Very quietly, researcher Richard Kronick, PhD was named by the Department of Health and Human Services (HHS) to be the new director of the Agency for Healthcare Research and Quality (AHRQ). He joins an organization that remains squarely on the House GOP’s chopping block and with few friends strong enough to ward off the blow.
Last fall, when a House appropriations subcommittee voted to eliminate all AHRQ funding, I wrote that the agency’s execution went almost unnoticed: it didn’t even rate a separate mention in the committee’s lengthy press release.
Back then, the House GOP’s big target was Big Bird, a/k/a funding for public broadcasting. Since then, the rampaging Republican right-wing has decided it won’t approve subsidies to farmers unless it can also slash food stamps to the poor and that undocumented immigrants are mostly a law-and-order problem, not a human one. That these positions contradict views held by many conservative Republican senators, governors and party leaders has had little to no effect.
Enter Kronick, after a months-long search to replace Dr. Carolyn Clancy, who’d held the top AHRQ post since February, 2003. Oddly, the announcement by HHS Secretary Kathleen Sebelius wasn’t posted on the HHS website or even the AHRQ one. Searching Kronick’s name simply turned up press releases from his current position as deputy assistant secretary for health policy. According to MedPage Today, the naming of Kronick was made “in the department’s daily electronic afternoon newsletter.”

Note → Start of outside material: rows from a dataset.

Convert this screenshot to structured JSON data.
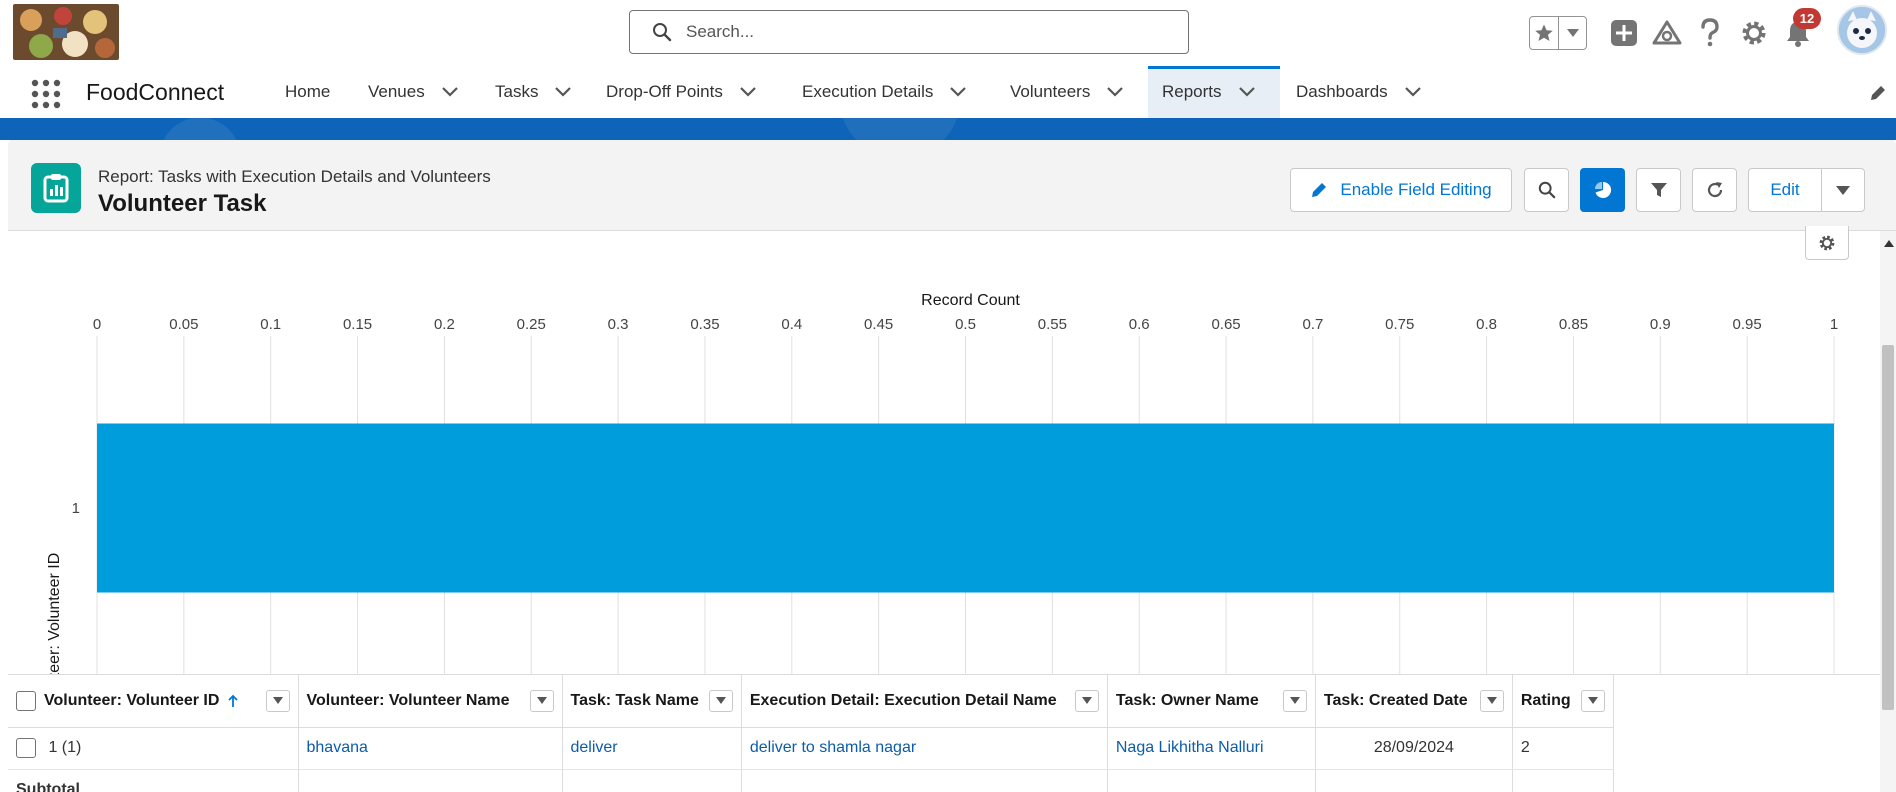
{
  "header": {
    "search_placeholder": "Search...",
    "notification_count": "12"
  },
  "nav": {
    "app_name": "FoodConnect",
    "items": [
      {
        "label": "Home"
      },
      {
        "label": "Venues"
      },
      {
        "label": "Tasks"
      },
      {
        "label": "Drop-Off Points"
      },
      {
        "label": "Execution Details"
      },
      {
        "label": "Volunteers"
      },
      {
        "label": "Reports"
      },
      {
        "label": "Dashboards"
      }
    ],
    "active": "Reports"
  },
  "report": {
    "type_label": "Report: Tasks with Execution Details and Volunteers",
    "title": "Volunteer Task",
    "enable_field_editing": "Enable Field Editing",
    "edit_label": "Edit"
  },
  "chart_data": {
    "type": "bar",
    "orientation": "horizontal",
    "title": "",
    "xlabel": "Record Count",
    "ylabel": "Volunteer: Volunteer ID",
    "categories": [
      "1"
    ],
    "values": [
      1
    ],
    "xlim": [
      0,
      1
    ],
    "xticks": [
      "0",
      "0.05",
      "0.1",
      "0.15",
      "0.2",
      "0.25",
      "0.3",
      "0.35",
      "0.4",
      "0.45",
      "0.5",
      "0.55",
      "0.6",
      "0.65",
      "0.7",
      "0.75",
      "0.8",
      "0.85",
      "0.9",
      "0.95",
      "1"
    ],
    "bar_color": "#009ddc",
    "grid": true,
    "x_axis_position": "top"
  },
  "table": {
    "headers": [
      "Volunteer: Volunteer ID",
      "Volunteer: Volunteer Name",
      "Task: Task Name",
      "Execution Detail: Execution Detail Name",
      "Task: Owner Name",
      "Task: Created Date",
      "Rating"
    ],
    "rows": [
      [
        "1 (1)",
        "bhavana",
        "deliver",
        "deliver to shamla nagar",
        "Naga Likhitha Nalluri",
        "28/09/2024",
        "2"
      ]
    ],
    "subtotal_label": "Subtotal"
  },
  "colors": {
    "brand": "#0176d3",
    "nav_band": "#0e64b8",
    "report_icon": "#06a59a",
    "badge": "#c23934"
  }
}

Why? My guess: politics.
Clancy was known for good relations with policymakers of both parties; she was upgraded from “acting director” to permanent status during the George W. Bush administration. Her predecessor, Dr. John Eisenberg, enjoyed a similar bipartisan rapport. Of course, that was before conservatism gave way to crusaders. Kronick, by contrast, has a background almost tailor-made to tick off Tea Partyers.
To begin with, he is a researcher from California with a focus on vulnerable populations. Add to that working on national health reform as a White House aide during the Clinton administration and, later, responsibilities for Medicaid with the Massachusetts Department of Public Welfare. In Kronick’s current post, he’s been examining the consequences of a lack of health insurance and has helped with implementation of the Affordable Care Act. Finally, his new job is heading an agency whose mission is helping guide the practice of medicine. That’s a red flag to many, and the fact that he is a non-physician raises some blood pressures even more.
While all of that’s enough to explain why Kronick was quietly named AHRQ chief in a low-key way while Congress was out on recess, I suspect there’s another factor, as well. Kronick works in the office of the assistant secretary for planning and evaluation (ASPE). That job’s previous occupant, researcher Sherry Glied, had to wait months for Senate confirmation at the beginning of the Obama administration. Now, with Obamacare implementation an inflammable political issue, no new ASPE head has a chance of even getting a Senate vote until at least the 2014 elections. Glied’s deputy is currently “acting.” With no place “up” to go, and Clancy clamoring to get out before the new budget season begins, I suspect Kronick was asked to take the AHRQ job, which does not require Senate confirmation, and agreed to be a good soldier. Given the flak AHRQ is taking from the GOP right, this metaphor is particularly apt.
Some in the health policy community have tried to shrug off the AHRQ elimination vote as likely be reversed by the Senate. While that’s true, the reality is there are just so many chips senators can call in during conference committee negotiations. As the 2014 budget season approaches, AHRQ is again endangered, but this time the list of worthy causes to be saved from capricious funding cuts is much larger than before. AHRQ may not be killed, but it surely is at high risk of being crippled.
Who will champion AHRQ’s cause? The National Institutes of Health can boast of Searching for a Cancer Cure. While they’re looking, the job of making sure hospitals don’t kill cancer patients with a medication error or infection and that care is based on evidence, not economic self-interest, is critically important. However, it has no glamor factor whatsoever.
Besides, what’s the government doing telling hospitals and doctors in the private sector who they can and can’t kill, anyway? Sounds like death panels to me.
Eisenberg jokingly called himself, “John of AHRQ.” In the George Bernard Shaw play Saint Joan, the Inquisitor presents the persecution of Joan of Arc as an unpleasant necessity to maintain the monopoly of the Catholic Church on revelation. Nothing personal. In a similar vein, even the chair of the subcommittee that zeroed out AHRQ last year told Politico the death sentence wasn’t based on anything AHRQ had done but was just meant to maintain the GOP’s commitment to balancing the budget. Nothing personal.
It’s a good thing Kronick has a background in vulnerable populations. Right now, that would be AHRQ’s employees, the researchers it funds and, of course, Kronick himself.
Michael L. Millenson is president of Health Quality Advisors LLC in Highland Park, IL; the Mervin Shalowitz, MD Visiting Scholar at the Kellogg School of Management; and a board member of the Society for Participatory Medicine.